INSTRUCTIONS TO FOLLOW: Below are records; extract exactly the lines from the one containing "Decode this image" through the last, both included, and keep the pictures out.

Stored records:
——————

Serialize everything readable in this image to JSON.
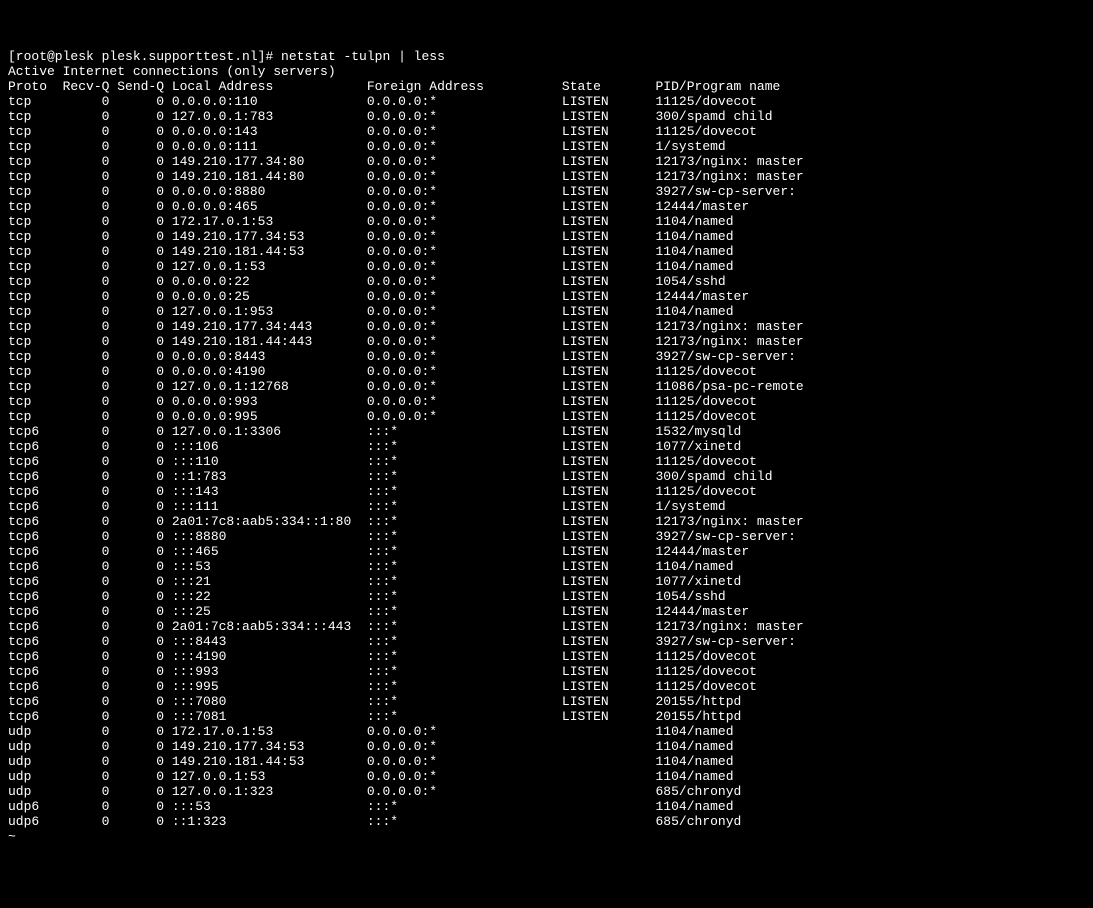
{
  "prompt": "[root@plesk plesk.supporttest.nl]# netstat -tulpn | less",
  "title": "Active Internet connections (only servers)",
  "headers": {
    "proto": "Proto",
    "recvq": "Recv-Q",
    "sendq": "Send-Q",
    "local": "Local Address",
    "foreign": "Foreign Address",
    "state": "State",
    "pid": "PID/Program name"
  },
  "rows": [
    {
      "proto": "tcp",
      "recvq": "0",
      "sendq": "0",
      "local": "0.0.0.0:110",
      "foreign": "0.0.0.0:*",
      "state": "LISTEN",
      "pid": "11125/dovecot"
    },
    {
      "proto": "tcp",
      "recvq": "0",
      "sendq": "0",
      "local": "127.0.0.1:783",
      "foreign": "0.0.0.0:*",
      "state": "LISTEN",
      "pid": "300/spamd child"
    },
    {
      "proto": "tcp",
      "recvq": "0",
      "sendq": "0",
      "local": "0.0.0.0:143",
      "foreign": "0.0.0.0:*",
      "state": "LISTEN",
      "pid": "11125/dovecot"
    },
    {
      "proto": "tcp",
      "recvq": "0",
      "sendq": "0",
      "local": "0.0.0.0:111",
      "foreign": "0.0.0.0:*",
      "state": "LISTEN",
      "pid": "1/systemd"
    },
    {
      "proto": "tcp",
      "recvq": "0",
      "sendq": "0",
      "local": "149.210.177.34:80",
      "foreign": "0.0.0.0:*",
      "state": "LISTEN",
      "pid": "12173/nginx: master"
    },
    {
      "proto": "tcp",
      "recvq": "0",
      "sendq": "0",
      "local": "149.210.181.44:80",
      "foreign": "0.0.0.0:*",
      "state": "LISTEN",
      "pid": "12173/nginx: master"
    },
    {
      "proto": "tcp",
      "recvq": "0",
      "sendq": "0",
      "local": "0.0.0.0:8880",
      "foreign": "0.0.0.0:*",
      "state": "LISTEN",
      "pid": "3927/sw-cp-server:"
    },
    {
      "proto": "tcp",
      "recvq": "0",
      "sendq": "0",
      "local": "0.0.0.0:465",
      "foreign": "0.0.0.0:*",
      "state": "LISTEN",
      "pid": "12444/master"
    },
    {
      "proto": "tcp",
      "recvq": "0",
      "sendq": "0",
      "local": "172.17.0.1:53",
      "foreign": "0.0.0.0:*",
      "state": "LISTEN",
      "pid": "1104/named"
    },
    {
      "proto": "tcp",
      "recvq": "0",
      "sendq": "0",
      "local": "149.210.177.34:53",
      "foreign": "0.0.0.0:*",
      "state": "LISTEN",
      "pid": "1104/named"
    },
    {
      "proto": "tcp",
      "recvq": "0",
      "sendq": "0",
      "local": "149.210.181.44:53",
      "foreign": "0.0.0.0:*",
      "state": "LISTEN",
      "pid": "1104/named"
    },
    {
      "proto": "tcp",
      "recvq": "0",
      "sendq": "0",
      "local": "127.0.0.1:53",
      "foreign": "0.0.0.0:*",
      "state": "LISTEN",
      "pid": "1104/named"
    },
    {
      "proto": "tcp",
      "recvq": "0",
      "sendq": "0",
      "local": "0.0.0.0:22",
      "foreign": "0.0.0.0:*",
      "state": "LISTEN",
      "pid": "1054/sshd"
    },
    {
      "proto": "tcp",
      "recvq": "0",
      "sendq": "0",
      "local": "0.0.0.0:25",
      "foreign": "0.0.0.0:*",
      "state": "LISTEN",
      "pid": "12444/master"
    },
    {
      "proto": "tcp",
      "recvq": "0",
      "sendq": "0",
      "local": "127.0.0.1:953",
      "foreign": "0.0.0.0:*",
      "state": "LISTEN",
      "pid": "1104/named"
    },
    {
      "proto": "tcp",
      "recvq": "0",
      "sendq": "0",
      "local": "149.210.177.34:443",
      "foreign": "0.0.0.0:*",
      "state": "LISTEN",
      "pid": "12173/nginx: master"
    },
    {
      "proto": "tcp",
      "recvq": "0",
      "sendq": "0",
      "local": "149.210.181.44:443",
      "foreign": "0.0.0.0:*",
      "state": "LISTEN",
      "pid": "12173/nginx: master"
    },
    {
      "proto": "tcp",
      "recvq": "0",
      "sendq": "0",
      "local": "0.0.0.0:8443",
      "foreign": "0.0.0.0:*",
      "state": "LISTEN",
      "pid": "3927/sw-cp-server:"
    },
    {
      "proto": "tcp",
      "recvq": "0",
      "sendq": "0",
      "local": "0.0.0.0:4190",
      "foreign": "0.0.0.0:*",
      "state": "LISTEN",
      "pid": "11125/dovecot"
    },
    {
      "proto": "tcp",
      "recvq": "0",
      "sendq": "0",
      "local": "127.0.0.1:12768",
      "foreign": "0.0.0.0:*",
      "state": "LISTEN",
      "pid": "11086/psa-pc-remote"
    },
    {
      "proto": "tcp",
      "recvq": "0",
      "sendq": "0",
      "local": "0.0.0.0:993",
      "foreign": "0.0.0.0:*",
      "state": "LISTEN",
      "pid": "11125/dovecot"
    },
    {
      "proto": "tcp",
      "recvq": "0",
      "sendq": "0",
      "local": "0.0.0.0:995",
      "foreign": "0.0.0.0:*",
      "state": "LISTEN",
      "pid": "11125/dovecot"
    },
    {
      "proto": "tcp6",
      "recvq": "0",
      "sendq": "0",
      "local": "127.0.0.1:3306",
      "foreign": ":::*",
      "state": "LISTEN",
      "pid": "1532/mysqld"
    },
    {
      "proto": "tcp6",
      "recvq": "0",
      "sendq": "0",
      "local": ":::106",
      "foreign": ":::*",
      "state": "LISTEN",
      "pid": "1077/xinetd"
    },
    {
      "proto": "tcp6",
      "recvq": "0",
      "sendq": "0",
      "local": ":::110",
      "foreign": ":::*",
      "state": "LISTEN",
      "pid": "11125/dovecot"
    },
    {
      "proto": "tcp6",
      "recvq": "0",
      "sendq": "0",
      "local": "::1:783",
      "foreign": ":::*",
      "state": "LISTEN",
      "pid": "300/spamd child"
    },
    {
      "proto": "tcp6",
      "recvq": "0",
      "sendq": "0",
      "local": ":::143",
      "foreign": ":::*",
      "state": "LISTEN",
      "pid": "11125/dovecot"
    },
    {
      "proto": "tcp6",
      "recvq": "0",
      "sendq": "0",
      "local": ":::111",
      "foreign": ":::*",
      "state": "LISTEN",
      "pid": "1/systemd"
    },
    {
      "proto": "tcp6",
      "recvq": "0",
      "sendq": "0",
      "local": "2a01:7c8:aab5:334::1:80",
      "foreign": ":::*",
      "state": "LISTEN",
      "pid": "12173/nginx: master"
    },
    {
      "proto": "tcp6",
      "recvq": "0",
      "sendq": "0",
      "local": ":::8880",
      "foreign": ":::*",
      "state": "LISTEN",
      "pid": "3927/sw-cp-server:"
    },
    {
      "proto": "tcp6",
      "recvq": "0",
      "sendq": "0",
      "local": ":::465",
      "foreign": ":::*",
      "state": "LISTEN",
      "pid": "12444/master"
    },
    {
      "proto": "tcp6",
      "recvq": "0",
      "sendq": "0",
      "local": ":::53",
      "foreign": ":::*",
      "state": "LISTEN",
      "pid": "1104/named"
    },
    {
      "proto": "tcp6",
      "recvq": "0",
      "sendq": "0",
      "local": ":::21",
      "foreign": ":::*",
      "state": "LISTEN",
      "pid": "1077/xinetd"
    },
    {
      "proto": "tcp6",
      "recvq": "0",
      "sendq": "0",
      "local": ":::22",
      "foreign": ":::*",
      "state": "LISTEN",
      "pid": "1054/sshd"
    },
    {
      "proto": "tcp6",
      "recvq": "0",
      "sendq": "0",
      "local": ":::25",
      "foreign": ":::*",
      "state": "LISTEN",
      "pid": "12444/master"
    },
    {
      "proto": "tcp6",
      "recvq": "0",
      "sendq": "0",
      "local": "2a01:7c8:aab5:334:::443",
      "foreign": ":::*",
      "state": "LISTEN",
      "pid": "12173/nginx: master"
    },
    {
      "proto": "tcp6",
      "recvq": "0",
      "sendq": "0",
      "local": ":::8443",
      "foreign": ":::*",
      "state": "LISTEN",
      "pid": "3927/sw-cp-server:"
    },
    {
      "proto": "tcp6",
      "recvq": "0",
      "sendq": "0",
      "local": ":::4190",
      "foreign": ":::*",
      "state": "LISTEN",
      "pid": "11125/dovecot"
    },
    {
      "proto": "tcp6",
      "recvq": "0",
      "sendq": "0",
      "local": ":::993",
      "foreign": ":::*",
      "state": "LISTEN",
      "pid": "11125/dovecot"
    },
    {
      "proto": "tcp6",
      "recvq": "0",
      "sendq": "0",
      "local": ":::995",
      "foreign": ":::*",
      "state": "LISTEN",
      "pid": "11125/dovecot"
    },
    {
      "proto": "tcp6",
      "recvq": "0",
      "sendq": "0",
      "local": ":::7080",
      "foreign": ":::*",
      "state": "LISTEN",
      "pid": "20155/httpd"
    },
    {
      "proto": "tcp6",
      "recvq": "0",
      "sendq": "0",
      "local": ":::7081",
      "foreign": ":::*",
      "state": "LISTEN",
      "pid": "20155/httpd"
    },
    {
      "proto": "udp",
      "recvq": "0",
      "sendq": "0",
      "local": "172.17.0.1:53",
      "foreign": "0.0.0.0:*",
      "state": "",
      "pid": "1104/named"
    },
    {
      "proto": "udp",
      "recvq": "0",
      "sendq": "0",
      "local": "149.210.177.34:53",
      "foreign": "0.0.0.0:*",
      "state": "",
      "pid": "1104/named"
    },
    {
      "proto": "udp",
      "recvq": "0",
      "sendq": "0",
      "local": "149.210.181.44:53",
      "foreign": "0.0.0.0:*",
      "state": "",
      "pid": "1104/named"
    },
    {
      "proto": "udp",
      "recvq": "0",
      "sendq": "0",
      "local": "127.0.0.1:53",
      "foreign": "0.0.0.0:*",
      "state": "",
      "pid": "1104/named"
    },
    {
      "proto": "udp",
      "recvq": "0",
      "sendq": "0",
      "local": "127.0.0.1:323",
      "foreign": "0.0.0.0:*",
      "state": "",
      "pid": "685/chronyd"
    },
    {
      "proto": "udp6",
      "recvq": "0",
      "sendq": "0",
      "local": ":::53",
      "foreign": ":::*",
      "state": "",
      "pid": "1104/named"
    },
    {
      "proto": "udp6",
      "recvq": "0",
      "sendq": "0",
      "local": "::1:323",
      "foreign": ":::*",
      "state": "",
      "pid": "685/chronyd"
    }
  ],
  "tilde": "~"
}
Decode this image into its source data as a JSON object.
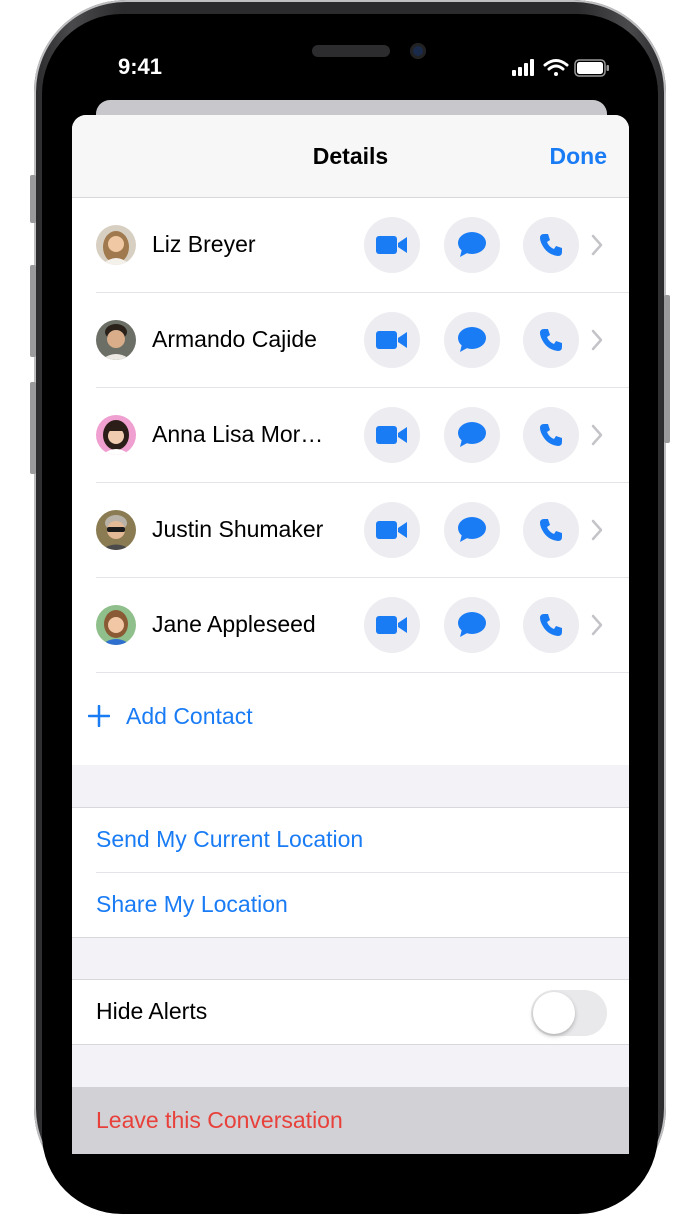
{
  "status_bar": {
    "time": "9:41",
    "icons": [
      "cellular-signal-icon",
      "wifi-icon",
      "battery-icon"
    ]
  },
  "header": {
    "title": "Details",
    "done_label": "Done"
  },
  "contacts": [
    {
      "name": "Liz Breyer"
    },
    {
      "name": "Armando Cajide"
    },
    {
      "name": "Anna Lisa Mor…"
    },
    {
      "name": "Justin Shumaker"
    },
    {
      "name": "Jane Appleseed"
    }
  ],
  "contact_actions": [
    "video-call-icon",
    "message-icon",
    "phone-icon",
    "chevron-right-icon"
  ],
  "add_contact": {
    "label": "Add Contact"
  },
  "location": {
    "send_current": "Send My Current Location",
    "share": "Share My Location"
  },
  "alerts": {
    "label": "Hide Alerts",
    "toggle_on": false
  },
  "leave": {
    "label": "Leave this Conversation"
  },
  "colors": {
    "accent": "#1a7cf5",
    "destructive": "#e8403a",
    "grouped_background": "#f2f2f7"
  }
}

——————

FINISHED TASK:
Decode this image into its source data as a JSON object.
{
  "status_bar": {
    "time": "9:41",
    "icons": [
      "cellular-signal-icon",
      "wifi-icon",
      "battery-icon"
    ]
  },
  "header": {
    "title": "Details",
    "done_label": "Done"
  },
  "contacts": [
    {
      "name": "Liz Breyer"
    },
    {
      "name": "Armando Cajide"
    },
    {
      "name": "Anna Lisa Mor…"
    },
    {
      "name": "Justin Shumaker"
    },
    {
      "name": "Jane Appleseed"
    }
  ],
  "contact_actions": [
    "video-call-icon",
    "message-icon",
    "phone-icon",
    "chevron-right-icon"
  ],
  "add_contact": {
    "label": "Add Contact"
  },
  "location": {
    "send_current": "Send My Current Location",
    "share": "Share My Location"
  },
  "alerts": {
    "label": "Hide Alerts",
    "toggle_on": false
  },
  "leave": {
    "label": "Leave this Conversation"
  },
  "colors": {
    "accent": "#1a7cf5",
    "destructive": "#e8403a",
    "grouped_background": "#f2f2f7"
  }
}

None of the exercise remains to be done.